Menopause: Treatment Options
Early in menopause, you and your doctor should discuss your symptoms and whether to treat them as they occur. You should be evaluated for your risk of getting breast cancer, osteoporosis (severe bone loss), and heart disease. If you're not at high risk for breast cancer, you may want to consider taking estrogen for a limited time, and using the lowest effective dose, which can help manage several symptoms at once. If you are at risk, other treatments are available.
Later in menopause you should focus on effectively preventing disease. Your earlier symptoms will probably disappear.
You and your doctor should form a partnership and share information that will help you make the best decisions about your health. There are many things to keep in mind, because menopause and the years that follow it usually cover the second half of a woman's life. Talk to your doctor about all of the treatment choices to decide what is right for you.
Hormone Treatment Options
Many women want to replace the estrogen their body is losing, because estrogen does relieve many symptoms of menopause. Women who still have a uterus usually take a combination of estrogen with a form of progesterone, called progestin. This is called hormone therapy (HT).
Estrogen increases the risk of uterine cancer if taken alone. If a woman has had her uterus removed, she can take estrogen by itself.
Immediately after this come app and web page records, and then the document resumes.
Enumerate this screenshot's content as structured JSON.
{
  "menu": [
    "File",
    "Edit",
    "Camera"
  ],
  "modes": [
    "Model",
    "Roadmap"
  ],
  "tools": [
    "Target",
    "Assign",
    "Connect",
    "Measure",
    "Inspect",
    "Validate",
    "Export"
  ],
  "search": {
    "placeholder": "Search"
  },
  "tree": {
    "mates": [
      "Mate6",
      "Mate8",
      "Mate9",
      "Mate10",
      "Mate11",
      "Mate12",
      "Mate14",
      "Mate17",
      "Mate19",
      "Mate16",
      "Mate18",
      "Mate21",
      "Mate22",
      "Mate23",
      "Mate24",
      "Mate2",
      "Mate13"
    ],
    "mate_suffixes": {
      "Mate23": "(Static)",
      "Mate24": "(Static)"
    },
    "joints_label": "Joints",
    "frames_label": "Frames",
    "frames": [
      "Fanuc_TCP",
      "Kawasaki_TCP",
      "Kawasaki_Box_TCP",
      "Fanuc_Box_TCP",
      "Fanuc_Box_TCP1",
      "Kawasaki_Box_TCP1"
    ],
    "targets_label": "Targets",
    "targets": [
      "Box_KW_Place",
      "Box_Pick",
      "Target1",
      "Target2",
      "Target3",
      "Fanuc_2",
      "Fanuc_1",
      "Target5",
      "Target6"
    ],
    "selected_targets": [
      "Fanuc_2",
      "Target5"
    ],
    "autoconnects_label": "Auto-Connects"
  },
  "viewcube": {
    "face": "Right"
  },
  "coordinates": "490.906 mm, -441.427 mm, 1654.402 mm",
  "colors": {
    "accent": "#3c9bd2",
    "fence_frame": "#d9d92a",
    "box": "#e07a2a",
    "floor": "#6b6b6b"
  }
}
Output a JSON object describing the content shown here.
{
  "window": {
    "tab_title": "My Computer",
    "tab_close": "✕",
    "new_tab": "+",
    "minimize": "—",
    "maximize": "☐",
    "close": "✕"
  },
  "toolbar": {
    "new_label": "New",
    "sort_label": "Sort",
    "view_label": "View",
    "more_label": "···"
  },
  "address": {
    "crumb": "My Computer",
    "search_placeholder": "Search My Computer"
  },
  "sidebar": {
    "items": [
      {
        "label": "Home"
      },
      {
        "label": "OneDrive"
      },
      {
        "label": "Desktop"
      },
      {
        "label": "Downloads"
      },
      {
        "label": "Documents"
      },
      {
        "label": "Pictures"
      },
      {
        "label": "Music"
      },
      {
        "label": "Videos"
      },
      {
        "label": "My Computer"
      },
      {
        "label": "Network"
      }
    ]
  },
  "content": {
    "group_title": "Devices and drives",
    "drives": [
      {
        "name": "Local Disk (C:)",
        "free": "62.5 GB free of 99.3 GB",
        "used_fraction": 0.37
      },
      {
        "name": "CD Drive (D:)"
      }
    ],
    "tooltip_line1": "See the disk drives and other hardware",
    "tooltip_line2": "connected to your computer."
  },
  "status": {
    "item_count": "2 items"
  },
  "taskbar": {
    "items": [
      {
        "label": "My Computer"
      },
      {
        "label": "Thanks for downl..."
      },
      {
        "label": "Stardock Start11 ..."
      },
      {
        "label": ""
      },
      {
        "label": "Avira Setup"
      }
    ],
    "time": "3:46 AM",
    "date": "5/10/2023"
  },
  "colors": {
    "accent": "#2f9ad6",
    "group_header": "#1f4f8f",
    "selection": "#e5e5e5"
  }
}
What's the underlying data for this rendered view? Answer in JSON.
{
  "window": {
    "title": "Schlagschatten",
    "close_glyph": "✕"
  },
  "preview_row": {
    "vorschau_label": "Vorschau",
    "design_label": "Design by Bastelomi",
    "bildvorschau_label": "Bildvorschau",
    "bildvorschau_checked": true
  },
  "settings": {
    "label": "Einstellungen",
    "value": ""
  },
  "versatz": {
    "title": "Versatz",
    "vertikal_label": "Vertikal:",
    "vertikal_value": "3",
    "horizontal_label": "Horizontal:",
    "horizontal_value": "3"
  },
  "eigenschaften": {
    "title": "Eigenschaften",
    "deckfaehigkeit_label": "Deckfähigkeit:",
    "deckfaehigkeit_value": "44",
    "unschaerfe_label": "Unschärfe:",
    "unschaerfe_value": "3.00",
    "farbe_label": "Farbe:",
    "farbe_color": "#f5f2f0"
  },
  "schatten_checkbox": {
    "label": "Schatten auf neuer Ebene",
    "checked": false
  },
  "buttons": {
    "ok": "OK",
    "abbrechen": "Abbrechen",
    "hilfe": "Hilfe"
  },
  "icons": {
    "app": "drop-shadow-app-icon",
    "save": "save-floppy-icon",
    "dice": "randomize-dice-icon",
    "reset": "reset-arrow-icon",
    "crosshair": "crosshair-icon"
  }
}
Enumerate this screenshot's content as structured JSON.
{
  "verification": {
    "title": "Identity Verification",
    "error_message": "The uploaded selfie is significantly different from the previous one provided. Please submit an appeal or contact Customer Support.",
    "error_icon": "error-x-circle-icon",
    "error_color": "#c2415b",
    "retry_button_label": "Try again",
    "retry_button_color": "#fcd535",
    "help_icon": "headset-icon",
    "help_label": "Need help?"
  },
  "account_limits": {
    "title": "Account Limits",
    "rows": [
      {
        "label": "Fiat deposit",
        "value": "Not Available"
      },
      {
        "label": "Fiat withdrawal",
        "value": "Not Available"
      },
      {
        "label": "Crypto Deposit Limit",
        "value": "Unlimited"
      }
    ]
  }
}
This is called estrogen therapy or ET.
If you have a family history of breast cancer or have survived breast cancer, you probably should not take estrogen or HT, although not all studies support this conclusion. You also should not take estrogen if you have had cancer of the uterus, liver disease, history of blood clots, heart disease or unusual bleeding from the vagina.
Estrogen can help to reduce hot flashes, vaginal dryness, and skin changes. Estrogen is a good way to protect your bones from rapid weakening as you age.
For symptoms of early menopause:
Here are some ways to treat your symptoms without choosing HT:
Clonidine is a blood-pressure-lowering drug that is also used to reduce the frequency and severity of hot flashes.
Medroxyprogesterone acetate and megestrol acetate, progesterone-type drugs, may be used to treat hot flashes.
The SSRI (Selective-Serotonin Reuptake Inhibitor) drugs are useful in two ways - treating depression and treating hot flashes.
Counseling or support groups can also help you to handle sad, depressed, or confusing feelings you may be having as your body changes.
Vaginal lubricants, such as Vagisil or Replens, can help women with thinning vaginal tissue or dryness.
Low-dose vaginal estrogen is generally a safe way to take estrogen to solve vaginal thinning and dryness problems without substantially increasing the levels of estrogen in the blood.
Lack of desire can be helped with more open communication with your partner, creating a pleasurable atmosphere at home, making a point to enjoy other activities with your partner, and counseling.
Tamoxifen (used to prevent breast cancer) and raloxifene (used to prevent osteoporosis) are drugs known as "designer estrogens." These drugs have been developed to act beneficially as estrogen on some tissue and to act as estrogen-blockers (anti-estrogens) on other tissue. These drugs also are known by the more technical name Selective Estrogen Receptor Modulators or SERMs.
help to protect your bones
lower levels of bad cholesterol; and
may lower the risk of breast cancer.
Tamoxifen, however, acts like an estrogen on the uterus, increasing the risk of uterine cancer. Raloxifene blocks the harmful effects of estrogen on the breast and does not stimulate the lining uterus, so women who still have a uterus may want to try raloxifene.